WHAT YOU WILL DO: Tally the lines in the records underneath that contain the string "value", and state the figure by itself.

########################################

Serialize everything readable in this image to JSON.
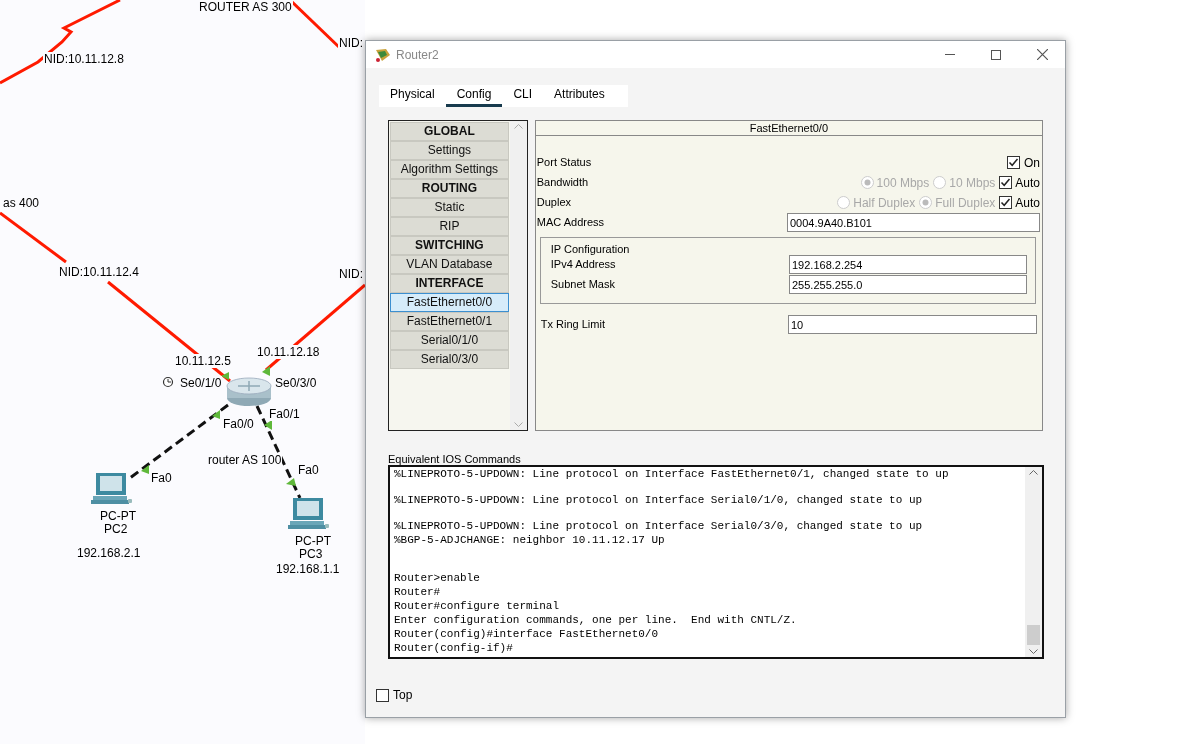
{
  "canvas": {
    "labels": [
      {
        "text": "ROUTER AS 300"
      },
      {
        "text": "NID:10.11.12.8"
      },
      {
        "text": "NID:"
      },
      {
        "text": "as 400"
      },
      {
        "text": "NID:10.11.12.4"
      },
      {
        "text": "NID:"
      },
      {
        "text": "10.11.12.5"
      },
      {
        "text": "10.11.12.18"
      },
      {
        "text": "Se0/1/0"
      },
      {
        "text": "Se0/3/0"
      },
      {
        "text": "Fa0/1"
      },
      {
        "text": "Fa0/0"
      },
      {
        "text": "router AS 100"
      },
      {
        "text": "Fa0"
      },
      {
        "text": "Fa0"
      },
      {
        "text": "192.168.2.1"
      },
      {
        "text": "192.168.1.1"
      }
    ],
    "devices": [
      {
        "kind": "router"
      },
      {
        "kind": "pc",
        "type_label": "PC-PT",
        "name": "PC2"
      },
      {
        "kind": "pc",
        "type_label": "PC-PT",
        "name": "PC3"
      }
    ]
  },
  "window": {
    "title": "Router2",
    "tabs": [
      {
        "label": "Physical",
        "selected": false
      },
      {
        "label": "Config",
        "selected": true
      },
      {
        "label": "CLI",
        "selected": false
      },
      {
        "label": "Attributes",
        "selected": false
      }
    ],
    "sidebar": {
      "items": [
        {
          "label": "GLOBAL",
          "kind": "header"
        },
        {
          "label": "Settings",
          "kind": "item",
          "selected": false
        },
        {
          "label": "Algorithm Settings",
          "kind": "item",
          "selected": false
        },
        {
          "label": "ROUTING",
          "kind": "header"
        },
        {
          "label": "Static",
          "kind": "item",
          "selected": false
        },
        {
          "label": "RIP",
          "kind": "item",
          "selected": false
        },
        {
          "label": "SWITCHING",
          "kind": "header"
        },
        {
          "label": "VLAN Database",
          "kind": "item",
          "selected": false
        },
        {
          "label": "INTERFACE",
          "kind": "header"
        },
        {
          "label": "FastEthernet0/0",
          "kind": "item",
          "selected": true
        },
        {
          "label": "FastEthernet0/1",
          "kind": "item",
          "selected": false
        },
        {
          "label": "Serial0/1/0",
          "kind": "item",
          "selected": false
        },
        {
          "label": "Serial0/3/0",
          "kind": "item",
          "selected": false
        }
      ]
    },
    "panel": {
      "title": "FastEthernet0/0",
      "port_status": {
        "label": "Port Status",
        "checkbox": {
          "label": "On",
          "checked": true
        }
      },
      "bandwidth": {
        "label": "Bandwidth",
        "options": [
          {
            "label": "100 Mbps",
            "selected": true
          },
          {
            "label": "10 Mbps",
            "selected": false
          }
        ],
        "disabled": true,
        "auto": {
          "label": "Auto",
          "checked": true
        }
      },
      "duplex": {
        "label": "Duplex",
        "options": [
          {
            "label": "Half Duplex",
            "selected": false
          },
          {
            "label": "Full Duplex",
            "selected": true
          }
        ],
        "disabled": true,
        "auto": {
          "label": "Auto",
          "checked": true
        }
      },
      "mac_address": {
        "label": "MAC Address",
        "value": "0004.9A40.B101"
      },
      "ip_configuration": {
        "title": "IP Configuration",
        "ipv4_address": {
          "label": "IPv4 Address",
          "value": "192.168.2.254"
        },
        "subnet_mask": {
          "label": "Subnet Mask",
          "value": "255.255.255.0"
        }
      },
      "tx_ring_limit": {
        "label": "Tx Ring Limit",
        "value": "10"
      }
    },
    "console": {
      "label": "Equivalent IOS Commands",
      "blocks": [
        [
          "%LINEPROTO-5-UPDOWN: Line protocol on Interface FastEthernet0/1, changed state to up"
        ],
        [
          "%LINEPROTO-5-UPDOWN: Line protocol on Interface Serial0/1/0, changed state to up"
        ],
        [
          "%LINEPROTO-5-UPDOWN: Line protocol on Interface Serial0/3/0, changed state to up",
          "%BGP-5-ADJCHANGE: neighbor 10.11.12.17 Up"
        ],
        [
          "Router>enable",
          "Router#",
          "Router#configure terminal",
          "Enter configuration commands, one per line.  End with CNTL/Z.",
          "Router(config)#interface FastEthernet0/0",
          "Router(config-if)#"
        ]
      ]
    },
    "top_checkbox": {
      "label": "Top",
      "checked": false
    }
  }
}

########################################

ANSWER BOX: 4